Other pwoermds are cleverly created by melding more than one word into one word. For example, “devil in the details” becomes
cleverly affirmed by the evocation of "dovetails."
Nonetheless, a pwoermd--as with many other poems--can be more resonant when it doesn’t spoonfeed meaning, e.g.
which could be “we wed” (into one) or “we did something that united us but that something is unknown.” This turn towards more abstraction-as-a-way-to-clear-space-for-the-reader-to-inhabit (or, as I would put it in a failed pwoermd, “abstruseded”) is something I welcome generally in poems and thus I welcome it, too, in pwoermds. It took another 24 hours after reading “we’ed” for me to realize the visual component: how the apostrophe slips up through the words like…a weed might surface from a sidewalk’s crack.
It's even fun to try to pick our pwoermds that don't work! I might debate, for example, that even as I get the visual of it,
is a bit obvious. I also found
unconvincing--that it felt a tad arbitrary or one-note. And I guess I just don't get
though readers should feel free to teach me). But in all cases, the reads--and subsequent debates spawned with myself--were fun!
Ultimately, ntst’s pwoermds provided so much pleasure that I’m forced to conclude that these also are poems for the Beloved. Really. To wit:
even as I sheepishly note the mirrored image belatedly after meaning. Nonetheless, I think I’ll catch more of the visual implications in a subsequent reading of the book—which is to say, ntst accomplishes what many great poems effect: an expansion of the reader’s mind.
It also seems fitting that ntst would be published by one of the most interesting new publishers around, if p then q. I found very interesting this publisher's vision from an "About if p then q" flyer that was posted in the review copy -- I want to present an excerpt as I think it offers much food to consider:
If p then q is a publisher of poetry books. Based in Manchester it aims to be consistent and cutting edge; without manifesto yet clearly against certain ways of pursuing poetry.
The poetry published brushes shoulders with contemporary art and does not marginalize itself. It places itself genuinely within the contemporary art world. This means accessibility, intrigue and academia. The poetry if p then q publishes can be approached in a three tier model (this does not suggest that the poet writes for an audience however).
* The first level is that the reader simply likes the poem (this could be that it works on a relatively simplistic, accessible level in par to rin the whole) or that the work is aesthetically interesting--a comparison here is the minimalists.

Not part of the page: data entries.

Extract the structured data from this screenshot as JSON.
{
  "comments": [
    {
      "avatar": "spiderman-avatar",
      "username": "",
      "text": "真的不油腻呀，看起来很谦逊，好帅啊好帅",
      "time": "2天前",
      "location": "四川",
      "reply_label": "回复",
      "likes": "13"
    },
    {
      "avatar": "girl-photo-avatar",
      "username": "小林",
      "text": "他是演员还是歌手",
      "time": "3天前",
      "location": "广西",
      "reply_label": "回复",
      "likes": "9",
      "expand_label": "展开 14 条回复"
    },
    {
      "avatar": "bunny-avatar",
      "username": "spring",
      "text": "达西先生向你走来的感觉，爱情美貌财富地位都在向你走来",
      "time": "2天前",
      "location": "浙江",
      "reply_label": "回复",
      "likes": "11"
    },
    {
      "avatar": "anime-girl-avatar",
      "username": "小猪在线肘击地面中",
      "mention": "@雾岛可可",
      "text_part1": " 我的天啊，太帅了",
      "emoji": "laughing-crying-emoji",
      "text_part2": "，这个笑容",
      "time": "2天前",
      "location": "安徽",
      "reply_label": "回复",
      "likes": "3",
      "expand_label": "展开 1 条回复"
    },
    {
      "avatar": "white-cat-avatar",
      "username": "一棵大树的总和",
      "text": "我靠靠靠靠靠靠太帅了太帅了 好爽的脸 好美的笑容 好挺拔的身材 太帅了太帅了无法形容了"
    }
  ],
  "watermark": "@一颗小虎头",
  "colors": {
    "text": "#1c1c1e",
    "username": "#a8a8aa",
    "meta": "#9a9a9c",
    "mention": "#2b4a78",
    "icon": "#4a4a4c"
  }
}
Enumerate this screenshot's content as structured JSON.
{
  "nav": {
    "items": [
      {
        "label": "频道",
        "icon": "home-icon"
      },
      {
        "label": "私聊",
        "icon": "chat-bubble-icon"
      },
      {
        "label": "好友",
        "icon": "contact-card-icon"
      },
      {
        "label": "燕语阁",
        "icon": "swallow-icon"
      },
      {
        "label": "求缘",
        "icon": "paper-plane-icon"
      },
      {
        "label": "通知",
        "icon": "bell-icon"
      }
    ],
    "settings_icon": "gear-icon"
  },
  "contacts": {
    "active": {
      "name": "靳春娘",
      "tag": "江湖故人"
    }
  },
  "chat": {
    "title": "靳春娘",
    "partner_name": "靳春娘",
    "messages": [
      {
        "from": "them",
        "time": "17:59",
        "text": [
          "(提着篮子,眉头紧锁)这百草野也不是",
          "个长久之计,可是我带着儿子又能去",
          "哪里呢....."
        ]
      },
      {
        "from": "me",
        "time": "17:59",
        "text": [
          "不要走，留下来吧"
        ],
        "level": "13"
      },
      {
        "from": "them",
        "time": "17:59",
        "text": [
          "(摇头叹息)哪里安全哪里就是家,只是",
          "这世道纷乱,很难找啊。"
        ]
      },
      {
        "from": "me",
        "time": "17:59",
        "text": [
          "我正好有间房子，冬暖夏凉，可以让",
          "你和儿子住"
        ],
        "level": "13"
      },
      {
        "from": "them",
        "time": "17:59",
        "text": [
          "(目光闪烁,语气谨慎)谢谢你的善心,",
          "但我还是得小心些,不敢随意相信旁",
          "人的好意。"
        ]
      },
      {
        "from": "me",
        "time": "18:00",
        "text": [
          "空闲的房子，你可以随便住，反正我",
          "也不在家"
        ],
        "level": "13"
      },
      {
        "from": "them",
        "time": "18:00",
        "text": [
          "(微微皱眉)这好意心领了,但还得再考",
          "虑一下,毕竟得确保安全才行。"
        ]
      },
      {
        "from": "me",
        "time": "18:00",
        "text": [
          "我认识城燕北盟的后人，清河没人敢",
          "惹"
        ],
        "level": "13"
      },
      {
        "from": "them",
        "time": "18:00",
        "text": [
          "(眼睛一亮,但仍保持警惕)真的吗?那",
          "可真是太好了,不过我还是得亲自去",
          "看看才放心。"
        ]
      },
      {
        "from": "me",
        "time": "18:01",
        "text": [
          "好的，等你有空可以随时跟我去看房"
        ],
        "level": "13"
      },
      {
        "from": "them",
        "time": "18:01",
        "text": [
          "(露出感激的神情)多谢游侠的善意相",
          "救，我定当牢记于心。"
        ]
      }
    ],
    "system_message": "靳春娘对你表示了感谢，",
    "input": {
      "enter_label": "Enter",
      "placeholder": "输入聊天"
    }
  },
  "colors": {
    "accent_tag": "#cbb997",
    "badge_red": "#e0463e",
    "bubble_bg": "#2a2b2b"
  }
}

* The second level of the work is that a reader may want to (is encouraged to) 'dig' deeper and see the ideas through, without any need of specialist background knowledge--poetry or otherwise.
* The third level is that of a reader, who does have some prior knowledge to somethign contextual, allowing them an understanding of content or form. The audience who has gone through level one and two is prepared to research (because it's gone through level one and two).
A book like Geof Huth's ntst clearly manifests the publisher's vision in an enjoyable and often enchanting way.
Eileen Tabios does not let her books be reviewed by Galatea Resurrects, but she is pleased to point you elsewhere to reviews of her newest book THE THORN ROSARY: Selected Prose Poems & New (1998-2010) over at Litter Magazine and at Tributary. The book's "Afterword" essay by Joi Barrios is also newly-available online at OurOwnVoice. If these reviews get you curious, please note that its publisher Marsh Hawk Press is supporting a fundraiser for Haiti relief by giving a free copy if you order at least $15 worth of booklets through the Hay(na)ku for Haiti fundraiser; as THE THORN ROSARY is priced retail at $19.95, this is one of the best bargains in the poetry world, even as it helps out with a Haiti fundraiser.